“Maybe we got lucky with landlords who charge realistic market value rent for spaces instead of price-gouging and keeping space empty while holding out for big chains with deep pockets,” Clark adds. “We have the neighbors in part to thank for that. When a Dunkin’ Donuts came in at one point, people chose not to patronize it, they didn’t have neighborhood support and they left. On the flipside, our independent bakery thrives. So maybe the secret ingredient is the combination of supportive, outspoken neighbors, reasonable landlords, and smart, dynamic, community-oriented, entrepreneurial business owners.”

Elise Mischel agrees. “It’s the merchants and the combination of unique stores,” she said, but it’s also support from the landlords that allows the street to thrive. “It’s the landlords not price gouging us with our rents that allows us to stay open. So many of us have looked around and couldn’t afford different neighborhoods in the city. They don’t kill us with giant rent increases every year.”

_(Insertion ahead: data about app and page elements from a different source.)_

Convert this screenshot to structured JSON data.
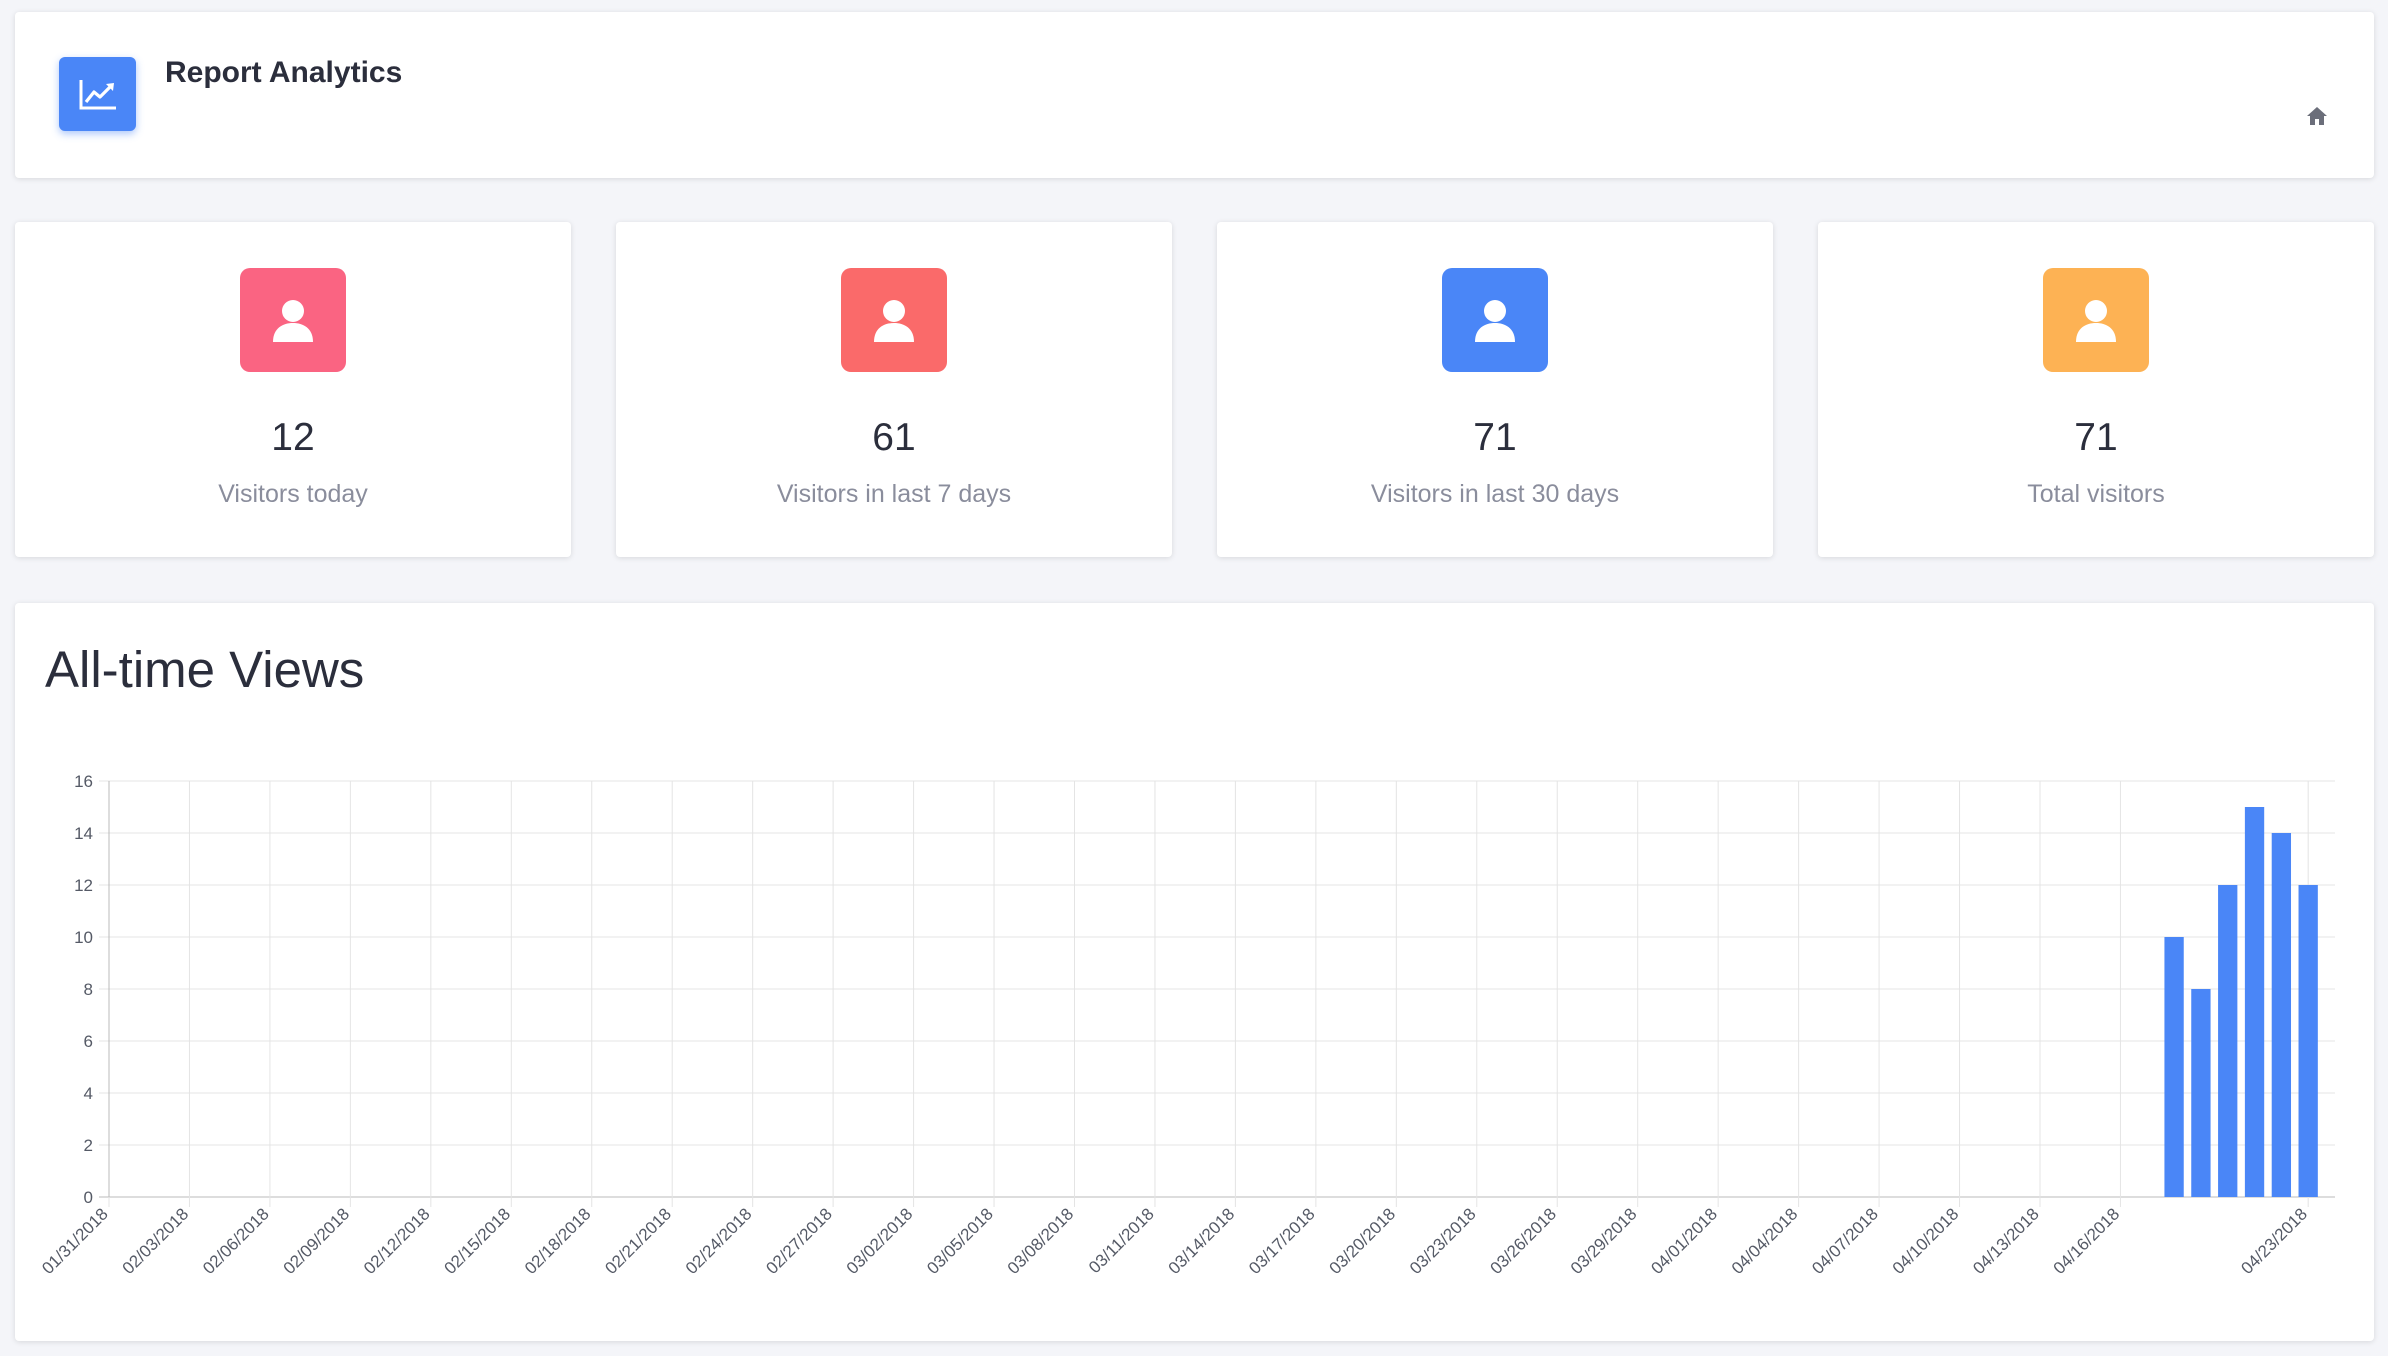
{
  "header": {
    "title": "Report Analytics",
    "icon": "line-chart-icon",
    "home_icon": "home-icon",
    "accent": "#4a86f7"
  },
  "stats": [
    {
      "value": "12",
      "label": "Visitors today",
      "color": "#fa6482",
      "icon": "user-icon"
    },
    {
      "value": "61",
      "label": "Visitors in last 7 days",
      "color": "#fa6a6a",
      "icon": "user-icon"
    },
    {
      "value": "71",
      "label": "Visitors in last 30 days",
      "color": "#4a86f7",
      "icon": "user-icon"
    },
    {
      "value": "71",
      "label": "Total visitors",
      "color": "#fdb254",
      "icon": "user-icon"
    }
  ],
  "chart": {
    "title": "All-time Views"
  },
  "chart_data": {
    "type": "bar",
    "title": "All-time Views",
    "xlabel": "",
    "ylabel": "",
    "ylim": [
      0,
      16
    ],
    "yticks": [
      0,
      2,
      4,
      6,
      8,
      10,
      12,
      14,
      16
    ],
    "grid": true,
    "color": "#4a86f7",
    "x_tick_labels": [
      "01/31/2018",
      "02/03/2018",
      "02/06/2018",
      "02/09/2018",
      "02/12/2018",
      "02/15/2018",
      "02/18/2018",
      "02/21/2018",
      "02/24/2018",
      "02/27/2018",
      "03/02/2018",
      "03/05/2018",
      "03/08/2018",
      "03/11/2018",
      "03/14/2018",
      "03/17/2018",
      "03/20/2018",
      "03/23/2018",
      "03/26/2018",
      "03/29/2018",
      "04/01/2018",
      "04/04/2018",
      "04/07/2018",
      "04/10/2018",
      "04/13/2018",
      "04/16/2018",
      "04/23/2018"
    ],
    "x": [
      "04/18/2018",
      "04/19/2018",
      "04/20/2018",
      "04/21/2018",
      "04/22/2018",
      "04/23/2018"
    ],
    "values": [
      10,
      8,
      12,
      15,
      14,
      12
    ]
  }
}
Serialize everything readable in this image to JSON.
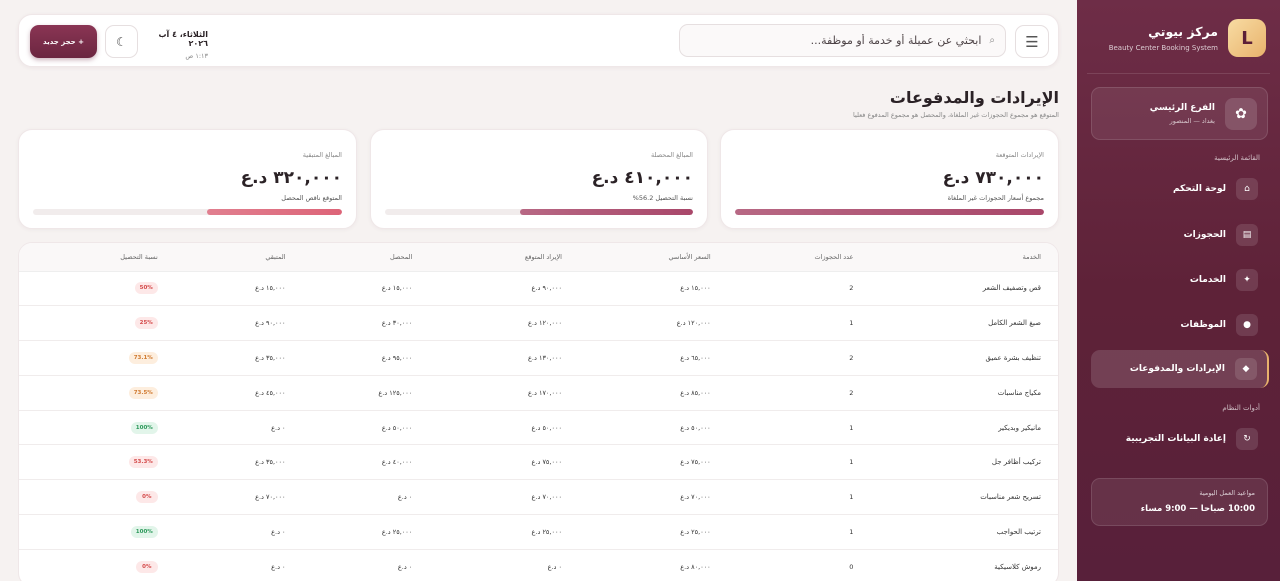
{
  "brand": {
    "name": "مركز بيوتي",
    "subtitle": "Beauty Center Booking System",
    "logo_letter": "L"
  },
  "branch": {
    "name": "الفرع الرئيسي",
    "location": "بغداد — المنصور",
    "icon": "flower-icon"
  },
  "sidebar": {
    "main_section": "القائمة الرئيسية",
    "items": [
      {
        "label": "لوحة التحكم",
        "icon": "home-icon",
        "glyph": "⌂"
      },
      {
        "label": "الحجوزات",
        "icon": "calendar-icon",
        "glyph": "▤"
      },
      {
        "label": "الخدمات",
        "icon": "sparkle-icon",
        "glyph": "✦"
      },
      {
        "label": "الموظفات",
        "icon": "user-icon",
        "glyph": "●"
      },
      {
        "label": "الإيرادات والمدفوعات",
        "icon": "diamond-icon",
        "glyph": "◆"
      }
    ],
    "tools_section": "أدوات النظام",
    "tools": [
      {
        "label": "إعادة البيانات التجريبية",
        "icon": "refresh-icon",
        "glyph": "↻"
      }
    ],
    "hours_label": "مواعيد العمل اليومية",
    "hours_value": "10:00 صباحا — 9:00 مساء"
  },
  "topbar": {
    "search_placeholder": "ابحثي عن عميلة أو خدمة أو موظفة...",
    "date": "الثلاثاء، ٤ آب ٢٠٢٦",
    "time": "١:١٣ ص",
    "new_booking": "+ حجز جديد"
  },
  "page": {
    "title": "الإيرادات والمدفوعات",
    "subtitle": "المتوقع هو مجموع الحجوزات غير الملغاة، والمحصل هو مجموع المدفوع فعليا"
  },
  "cards": [
    {
      "label": "الإيرادات المتوقعة",
      "value": "٧٣٠,٠٠٠ د.ع",
      "note": "مجموع أسعار الحجوزات غير الملغاة",
      "progress": 1.0,
      "color": "#a9476a"
    },
    {
      "label": "المبالغ المحصلة",
      "value": "٤١٠,٠٠٠ د.ع",
      "note": "نسبة التحصيل 56.2%",
      "progress": 0.562,
      "color": "#a9476a"
    },
    {
      "label": "المبالغ المتبقية",
      "value": "٣٢٠,٠٠٠ د.ع",
      "note": "المتوقع ناقص المحصل",
      "progress": 0.438,
      "color": "#dd6478"
    }
  ],
  "table": {
    "headers": [
      "الخدمة",
      "عدد الحجوزات",
      "السعر الأساسي",
      "الإيراد المتوقع",
      "المحصل",
      "المتبقي",
      "نسبة التحصيل"
    ],
    "rows": [
      {
        "service": "قص وتصفيف الشعر",
        "count": "2",
        "base": "١٥,٠٠٠ د.ع",
        "expected": "٩٠,٠٠٠ د.ع",
        "collected": "١٥,٠٠٠ د.ع",
        "remaining": "١٥,٠٠٠ د.ع",
        "rate": "50%",
        "tone": "red"
      },
      {
        "service": "صبغ الشعر الكامل",
        "count": "1",
        "base": "١٢٠,٠٠٠ د.ع",
        "expected": "١٢٠,٠٠٠ د.ع",
        "collected": "٣٠,٠٠٠ د.ع",
        "remaining": "٩٠,٠٠٠ د.ع",
        "rate": "25%",
        "tone": "red"
      },
      {
        "service": "تنظيف بشرة عميق",
        "count": "2",
        "base": "٦٥,٠٠٠ د.ع",
        "expected": "١٣٠,٠٠٠ د.ع",
        "collected": "٩٥,٠٠٠ د.ع",
        "remaining": "٣٥,٠٠٠ د.ع",
        "rate": "73.1%",
        "tone": "orange"
      },
      {
        "service": "مكياج مناسبات",
        "count": "2",
        "base": "٨٥,٠٠٠ د.ع",
        "expected": "١٧٠,٠٠٠ د.ع",
        "collected": "١٢٥,٠٠٠ د.ع",
        "remaining": "٤٥,٠٠٠ د.ع",
        "rate": "73.5%",
        "tone": "orange"
      },
      {
        "service": "مانيكير وبديكير",
        "count": "1",
        "base": "٥٠,٠٠٠ د.ع",
        "expected": "٥٠,٠٠٠ د.ع",
        "collected": "٥٠,٠٠٠ د.ع",
        "remaining": "٠ د.ع",
        "rate": "100%",
        "tone": "green"
      },
      {
        "service": "تركيب أظافر جل",
        "count": "1",
        "base": "٧٥,٠٠٠ د.ع",
        "expected": "٧٥,٠٠٠ د.ع",
        "collected": "٤٠,٠٠٠ د.ع",
        "remaining": "٣٥,٠٠٠ د.ع",
        "rate": "53.3%",
        "tone": "red"
      },
      {
        "service": "تسريح شعر مناسبات",
        "count": "1",
        "base": "٧٠,٠٠٠ د.ع",
        "expected": "٧٠,٠٠٠ د.ع",
        "collected": "٠ د.ع",
        "remaining": "٧٠,٠٠٠ د.ع",
        "rate": "0%",
        "tone": "red"
      },
      {
        "service": "ترتيب الحواجب",
        "count": "1",
        "base": "٢٥,٠٠٠ د.ع",
        "expected": "٢٥,٠٠٠ د.ع",
        "collected": "٢٥,٠٠٠ د.ع",
        "remaining": "٠ د.ع",
        "rate": "100%",
        "tone": "green"
      },
      {
        "service": "رموش كلاسيكية",
        "count": "0",
        "base": "٨٠,٠٠٠ د.ع",
        "expected": "٠ د.ع",
        "collected": "٠ د.ع",
        "remaining": "٠ د.ع",
        "rate": "0%",
        "tone": "red"
      }
    ]
  }
}
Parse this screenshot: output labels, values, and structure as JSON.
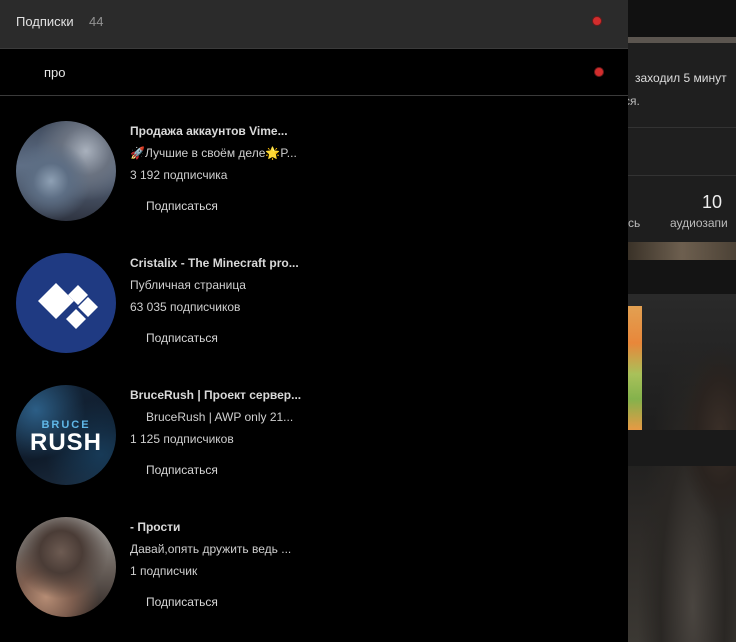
{
  "background": {
    "status_text": "заходил 5 минут",
    "status_text_cont": "ся.",
    "stat_value": "10",
    "stat_label_cut": "сь",
    "stat_label": "аудиозапи"
  },
  "panel": {
    "title": "Подписки",
    "count": "44",
    "search": {
      "value": "про"
    },
    "subscribe_label": "Подписаться",
    "items": [
      {
        "name": "Продажа аккаунтов Vime...",
        "desc": "🚀Лучшие в своём деле🌟P...",
        "subs": "3 192 подписчика"
      },
      {
        "name": "Cristalix - The Minecraft pro...",
        "desc": "Публичная страница",
        "subs": "63 035 подписчиков"
      },
      {
        "name": "BruceRush | Проект сервер...",
        "desc": "BruceRush | AWP only 21...",
        "subs": "1 125 подписчиков",
        "logo_top": "BRUCE",
        "logo_main": "RUSH"
      },
      {
        "name": "- Прости",
        "desc": "Давай,опять дружить ведь ...",
        "subs": "1 подписчик"
      }
    ]
  },
  "colors": {
    "panel_bg": "#000000",
    "header_bg": "#2b2b2b",
    "notify_dot": "#d22d2d",
    "cristalix_blue": "#1f3a82"
  },
  "icons": [
    "notification-dot-icon",
    "cristalix-logo-icon"
  ]
}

“The way we approach things is to be mutually successful, and not to create the highest rents possible,” says Ozzie Kooloian of Kooloian Realty, and whose family owns the block of Hope between Fourth and Lauriston Streets. “If a tenant is successful for a long time, that makes us successful. To me it’s hand in hand. We try to go about it as more of a partnership approach when it’s possible.”

“There is also a kind of anti-corporate sentiment on Hope Street. We like the way it is,” Carroll adds. “We want to make improvements and change Hope Street, but to us that doesn't mean putting a Lululemon or a West Elm on our street. If we want a home furnishing store, we want it to be an independent person who opens that and runs that.”

Part of preserving that independent spirit, and staving off chain stores, comes from cultivating businesses that offer things you can’t, or don’t want to, find online. “I think consumers are starting to understand that ease isn’t always everything, and that there are tolls to online shopping,” Jan Faust Dane says. “It seems that news about poor warehouse environments and overworked delivery drivers, and the ecological expense of shipping a single box are starting to make people think twice.” 

“The result for us has been a real uptick in very kind and friendly shoppers who come and say, ‘I wanted to try you first,” she adds. “I feel like every year people are getting nicer and more understanding of the challenges and the benefits of having lively, active stores in their community.”